What you are asked to do:
A faithful copy of every record is needed here. Images must not appear in it.

Records supplied:
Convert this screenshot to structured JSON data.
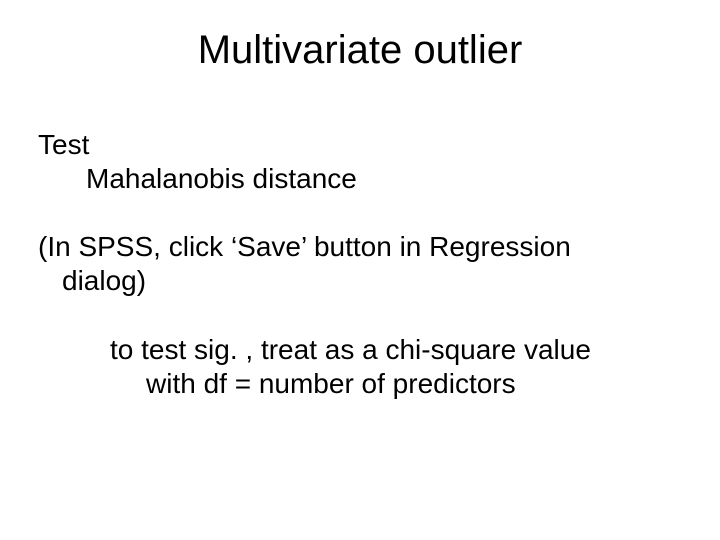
{
  "title": "Multivariate outlier",
  "body": {
    "test_label": "Test",
    "mahalanobis": "Mahalanobis distance",
    "spss_line1": "(In SPSS, click ‘Save’ button in Regression",
    "spss_line2": "dialog)",
    "sig_line1": "to test sig. , treat as a chi-square value",
    "sig_line2": "with df = number of predictors"
  }
}
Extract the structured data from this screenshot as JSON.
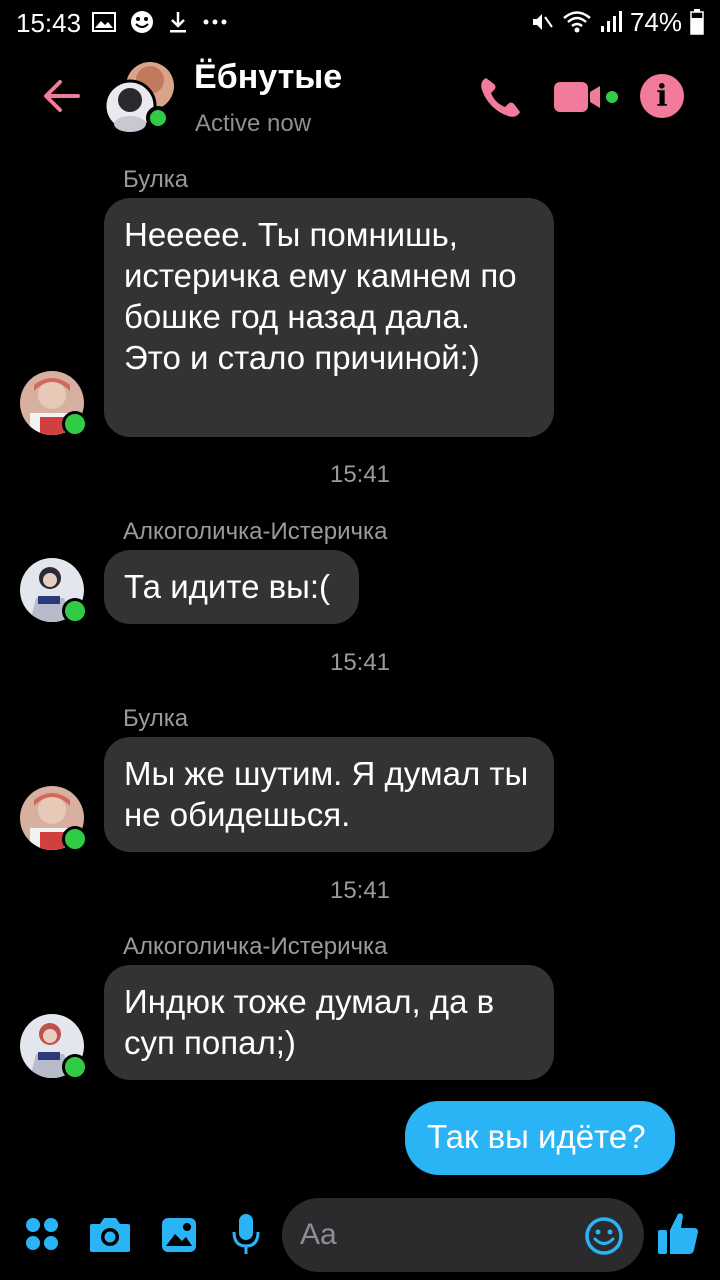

Solution for this task:
Convert this screenshot to structured JSON data.
{
  "title": "Multivariate outlier",
  "body": {
    "test_label": "Test",
    "mahalanobis": "Mahalanobis distance",
    "spss_line1": "(In SPSS, click ‘Save’ button in Regression",
    "spss_line2": "dialog)",
    "sig_line1": "to test sig. , treat as a chi-square value",
    "sig_line2": "with df = number of predictors"
  }
}
Extract the structured data from this screenshot as JSON.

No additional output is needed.